* [Task objective]: Each of the lines below must be restated exactly.

* [Records to use]:

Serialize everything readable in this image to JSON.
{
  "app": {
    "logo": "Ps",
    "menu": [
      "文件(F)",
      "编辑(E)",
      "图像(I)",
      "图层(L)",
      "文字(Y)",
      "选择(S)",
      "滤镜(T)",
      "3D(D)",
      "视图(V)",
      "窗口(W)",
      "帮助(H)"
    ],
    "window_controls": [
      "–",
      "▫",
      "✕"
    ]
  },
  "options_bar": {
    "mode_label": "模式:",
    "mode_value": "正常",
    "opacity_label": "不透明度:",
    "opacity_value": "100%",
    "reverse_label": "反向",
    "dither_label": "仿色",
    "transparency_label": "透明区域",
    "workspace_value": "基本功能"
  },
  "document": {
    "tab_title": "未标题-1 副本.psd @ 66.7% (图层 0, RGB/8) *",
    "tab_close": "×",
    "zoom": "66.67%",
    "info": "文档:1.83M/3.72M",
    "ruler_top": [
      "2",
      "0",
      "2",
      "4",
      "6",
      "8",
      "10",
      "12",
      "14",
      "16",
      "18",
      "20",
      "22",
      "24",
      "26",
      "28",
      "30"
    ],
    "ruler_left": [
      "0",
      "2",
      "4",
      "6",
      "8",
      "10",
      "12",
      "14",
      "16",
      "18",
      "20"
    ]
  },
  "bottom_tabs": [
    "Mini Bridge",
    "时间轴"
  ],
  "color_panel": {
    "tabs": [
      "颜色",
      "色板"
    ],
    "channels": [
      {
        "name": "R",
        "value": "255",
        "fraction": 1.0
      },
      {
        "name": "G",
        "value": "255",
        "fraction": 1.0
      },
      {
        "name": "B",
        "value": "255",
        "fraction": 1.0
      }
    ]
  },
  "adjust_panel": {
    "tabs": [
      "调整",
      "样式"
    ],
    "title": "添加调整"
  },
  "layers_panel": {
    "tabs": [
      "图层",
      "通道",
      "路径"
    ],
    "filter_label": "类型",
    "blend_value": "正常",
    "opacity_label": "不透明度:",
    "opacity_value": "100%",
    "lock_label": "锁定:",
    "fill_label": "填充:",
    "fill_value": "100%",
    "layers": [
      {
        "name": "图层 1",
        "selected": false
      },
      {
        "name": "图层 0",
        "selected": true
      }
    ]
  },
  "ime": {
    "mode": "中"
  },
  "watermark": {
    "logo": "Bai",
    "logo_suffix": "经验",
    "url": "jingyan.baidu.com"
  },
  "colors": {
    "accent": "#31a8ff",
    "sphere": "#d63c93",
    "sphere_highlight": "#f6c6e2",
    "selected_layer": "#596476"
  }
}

* [Result]:
Serialize everything readable in this image to JSON.
{
  "app": {
    "logo": "Ps",
    "menu": [
      "文件(F)",
      "编辑(E)",
      "图像(I)",
      "图层(L)",
      "文字(Y)",
      "选择(S)",
      "滤镜(T)",
      "3D(D)",
      "视图(V)",
      "窗口(W)",
      "帮助(H)"
    ],
    "window_controls": [
      "–",
      "▫",
      "✕"
    ]
  },
  "options_bar": {
    "mode_label": "模式:",
    "mode_value": "正常",
    "opacity_label": "不透明度:",
    "opacity_value": "100%",
    "reverse_label": "反向",
    "dither_label": "仿色",
    "transparency_label": "透明区域",
    "workspace_value": "基本功能"
  },
  "document": {
    "tab_title": "未标题-1 副本.psd @ 66.7% (图层 0, RGB/8) *",
    "tab_close": "×",
    "zoom": "66.67%",
    "info": "文档:1.83M/3.72M",
    "ruler_top": [
      "2",
      "0",
      "2",
      "4",
      "6",
      "8",
      "10",
      "12",
      "14",
      "16",
      "18",
      "20",
      "22",
      "24",
      "26",
      "28",
      "30"
    ],
    "ruler_left": [
      "0",
      "2",
      "4",
      "6",
      "8",
      "10",
      "12",
      "14",
      "16",
      "18",
      "20"
    ]
  },
  "bottom_tabs": [
    "Mini Bridge",
    "时间轴"
  ],
  "color_panel": {
    "tabs": [
      "颜色",
      "色板"
    ],
    "channels": [
      {
        "name": "R",
        "value": "255",
        "fraction": 1.0
      },
      {
        "name": "G",
        "value": "255",
        "fraction": 1.0
      },
      {
        "name": "B",
        "value": "255",
        "fraction": 1.0
      }
    ]
  },
  "adjust_panel": {
    "tabs": [
      "调整",
      "样式"
    ],
    "title": "添加调整"
  },
  "layers_panel": {
    "tabs": [
      "图层",
      "通道",
      "路径"
    ],
    "filter_label": "类型",
    "blend_value": "正常",
    "opacity_label": "不透明度:",
    "opacity_value": "100%",
    "lock_label": "锁定:",
    "fill_label": "填充:",
    "fill_value": "100%",
    "layers": [
      {
        "name": "图层 1",
        "selected": false
      },
      {
        "name": "图层 0",
        "selected": true
      }
    ]
  },
  "ime": {
    "mode": "中"
  },
  "watermark": {
    "logo": "Bai",
    "logo_suffix": "经验",
    "url": "jingyan.baidu.com"
  },
  "colors": {
    "accent": "#31a8ff",
    "sphere": "#d63c93",
    "sphere_highlight": "#f6c6e2",
    "selected_layer": "#596476"
  }
}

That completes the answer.